3. Medical Conditions
For men and women alike, there are an array of medical conditions that can cause hair loss. While the thinning or balding is not always permanent, hair restoration options will depend on the underlying medical condition being treated. Dr. Linkov lays out some common medical conditions linked to hair loss below:
The most common condition to cause inflammation-induced hair loss, alopecia areata is characterized by well-demarcated patches of hair loss. It can progress to complete loss of hair from the scalp (alopecia totalis) or from the whole body (alopecia universalis), in severe cases. No treatment is curative, but immunosuppressive therapies are mostly (like corticosteroids) can provide relief. More recently, Janus kinase (JAK) inhibitors have been introduced into the management of alopecia areata.
The leading cause of hypothyroidism, Hasimoto’s thyroiditis occurs when the immune system attacks the thyroid gland, which produces hormones regulating many of the body's activities. If the condition remains untreated, hair loss may result. Additionally, a side effect of thyroid replacement therapy with levothyroxine may lead to prolonged or excessive hair loss.
Another thyroid disorder, Graves’ disease causes antibodies to bind to the surface of thyroid cells leading to the overproduction of thyroid hormones.

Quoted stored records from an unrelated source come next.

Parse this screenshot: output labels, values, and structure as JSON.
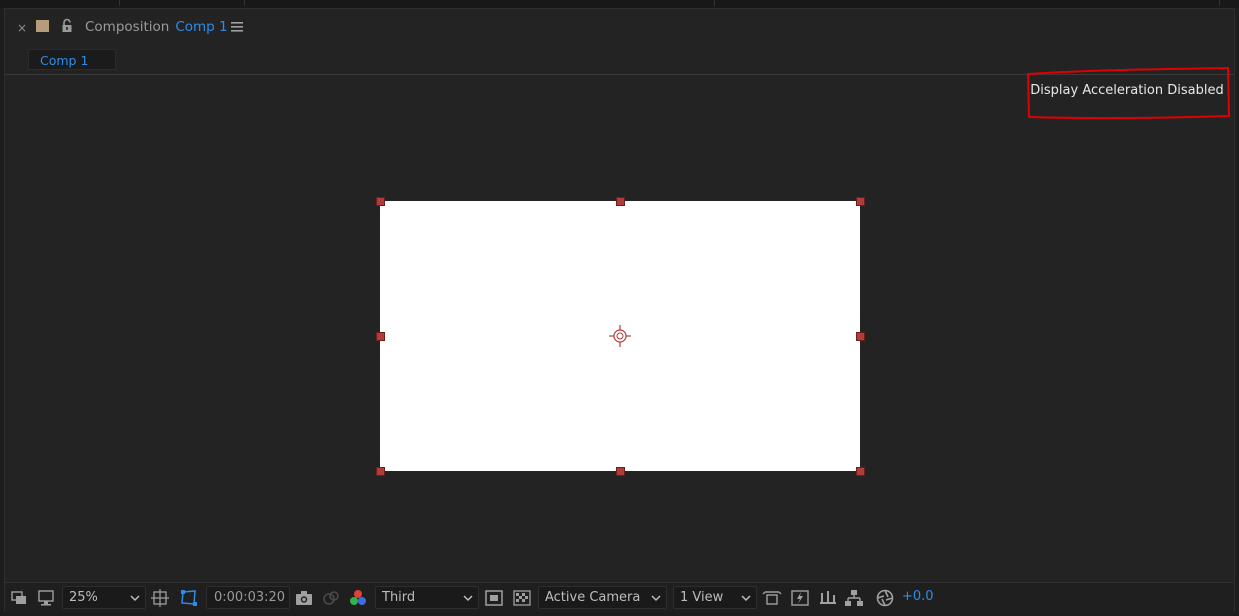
{
  "panel": {
    "close_glyph": "×",
    "title_label": "Composition",
    "comp_name": "Comp 1",
    "tab_label": "Comp 1",
    "swatch_color": "#b59d7c",
    "accent_color": "#2d8ceb",
    "icons": {
      "close": "close-icon",
      "lock": "lock-icon",
      "menu": "hamburger-menu-icon"
    }
  },
  "viewer": {
    "notice": "Display Acceleration Disabled",
    "annotation_color": "#e00000",
    "frame_color": "#ffffff",
    "handle_color": "#b03d3a"
  },
  "toolbar": {
    "magnification": "25%",
    "timecode": "0:00:03:20",
    "resolution": "Third",
    "camera_view": "Active Camera",
    "view_layout": "1 View",
    "exposure": "+0.0",
    "icons": [
      "always-preview-icon",
      "monitor-icon",
      "grid-guides-icon",
      "mask-path-visibility-icon",
      "snapshot-camera-icon",
      "show-snapshot-icon",
      "color-channels-icon",
      "region-of-interest-icon",
      "transparency-grid-icon",
      "toggle-pixel-aspect-icon",
      "fast-previews-icon",
      "timeline-icon",
      "flowchart-icon",
      "reset-exposure-icon"
    ]
  }
}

Hyperthyroidism can affect the production of new hair on the scalp and sometimes on the body. The imbalance of hormones forces hair follicles to enter the resting phase of the hair cycle prematurely.

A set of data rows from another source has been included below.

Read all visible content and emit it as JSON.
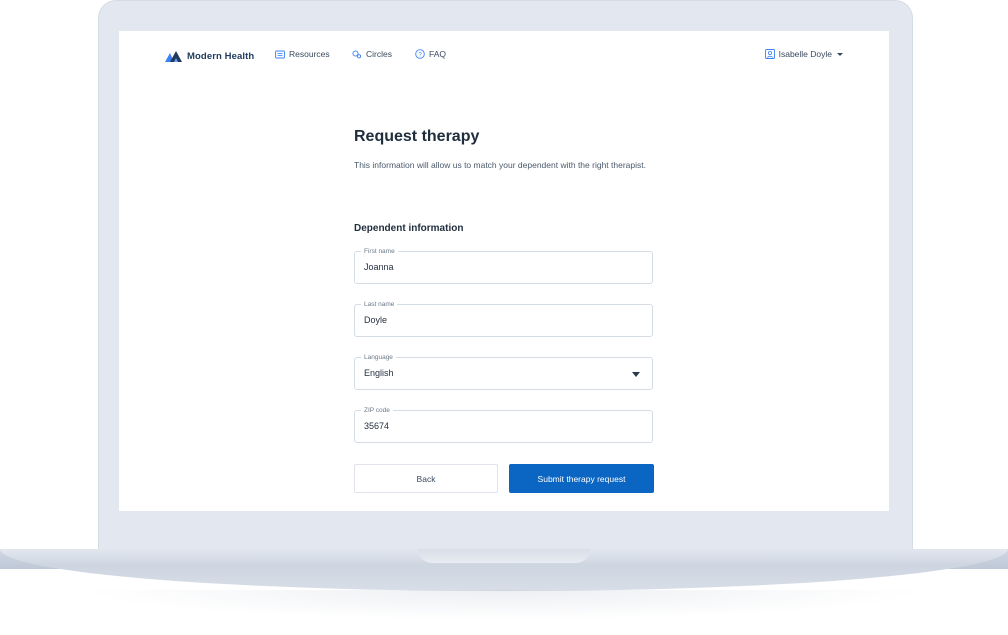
{
  "nav": {
    "brand": "Modern Health",
    "links": [
      {
        "label": "Resources",
        "icon": "book-icon"
      },
      {
        "label": "Circles",
        "icon": "circles-icon"
      },
      {
        "label": "FAQ",
        "icon": "question-circle-icon"
      }
    ],
    "user": {
      "name": "Isabelle Doyle",
      "icon": "user-icon"
    }
  },
  "form": {
    "title": "Request therapy",
    "description": "This information will allow us to match your dependent with the right therapist.",
    "section_title": "Dependent information",
    "fields": {
      "first_name": {
        "label": "First name",
        "value": "Joanna"
      },
      "last_name": {
        "label": "Last name",
        "value": "Doyle"
      },
      "language": {
        "label": "Language",
        "value": "English"
      },
      "zip": {
        "label": "ZIP code",
        "value": "35674"
      }
    },
    "back_label": "Back",
    "submit_label": "Submit therapy request"
  },
  "colors": {
    "brand": "#1f3a5c",
    "logo_accent": "#3b82f6",
    "primary": "#0b65c2",
    "frame": "#e3e8f0"
  }
}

A chronic autoimmune disease that affects many different systems, hair loss can occur when antibodies created by the body attack the hair follicles, causing the hair to fall out. Hair may grow back on its own during remission periods, but, if scarring occurs in affected follicles, the loss is likely permanent.

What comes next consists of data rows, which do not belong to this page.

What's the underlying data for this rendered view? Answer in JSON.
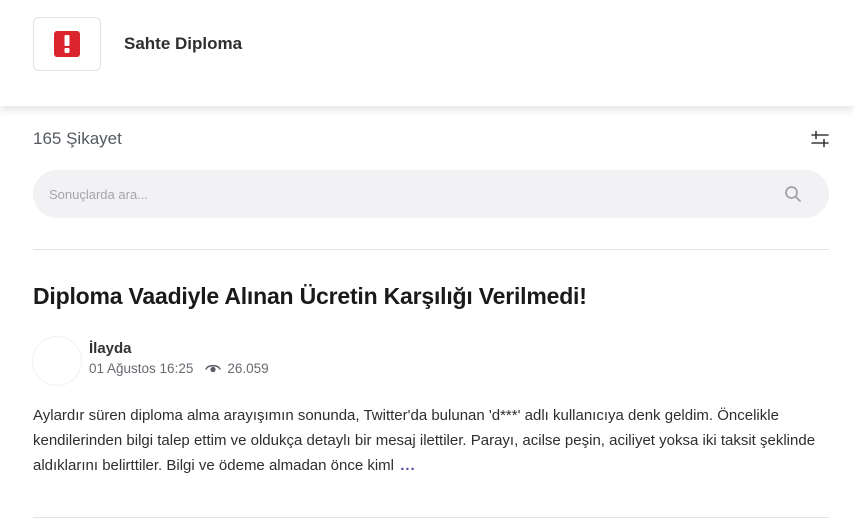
{
  "header": {
    "logo_icon": "exclamation-icon",
    "logo_color": "#d9252b",
    "brand_name": "Sahte Diploma"
  },
  "results": {
    "count_label": "165 Şikayet",
    "filter_icon": "sliders-icon"
  },
  "search": {
    "placeholder": "Sonuçlarda ara...",
    "value": "",
    "icon": "search-icon"
  },
  "complaint": {
    "title": "Diploma Vaadiyle Alınan Ücretin Karşılığı Verilmedi!",
    "author": "İlayda",
    "date": "01 Ağustos 16:25",
    "views_icon": "eye-icon",
    "views": "26.059",
    "excerpt": "Aylardır süren diploma alma arayışımın sonunda, Twitter'da bulunan 'd***' adlı kullanıcıya denk geldim. Öncelikle kendilerinden bilgi talep ettim ve oldukça detaylı bir mesaj ilettiler. Parayı, acilse peşin, aciliyet yoksa iki taksit şeklinde aldıklarını belirttiler. Bilgi ve ödeme almadan önce kiml",
    "more_label": "...",
    "accent_color": "#4e4aa8"
  }
}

There are a variety of medications that can cause hair shedding or exacerbate existing hair loss conditions. Some common drugs to blame include cholesterol-lowering medications, anticoagulants (found in blood thinners), blood pressure medication, steroids, and acne treatments.
Medication can stimulate hair shedding by interfering with the hair growth cycle — usually in the telogen (resting) and anagen (growing) phases.
- Telogen Effluvium: The more common type occurs when the drug causes the hair to enter the telogen phase. This leads to premature shedding over the course of a few months.
- Anagen Effluvium: A side effect of treatments like chemotherapy, this type of hair loss occurs much quicker (days to weeks) and is more severe than telogen effluvium.
“Medications may decrease mitotic activity in rapidly dividing hair matrix cells (anagen effluvium) or put the follicles into a premature rest (telogen effluvium),” Dr. Linkov explains. “In anagen effluvium, hair loss usually occurs within days to weeks of taking the medication. In telogen effluvium, hair loss may begin several months after starting treatment.”
Intense emotional or physical stress — whether it be from the pandemic, work, or rapid weight loss — can not only impact mental health but also physical well-being. Regardless of the trigger, stress can induce shedding or exacerbate hair loss. On average, people shed 100 to 150 strands a day. If you are experiencing high levels of stress and excessive shedding of more than 150 strands a day, be sure to consult with your doctor.
While men most commonly experience hair loss and balding as a result of genetic predisposition, there are other causes of both temporary and permanent shedding. Understanding the root cause of hair loss will ensure patients receive the best treatment for their condition.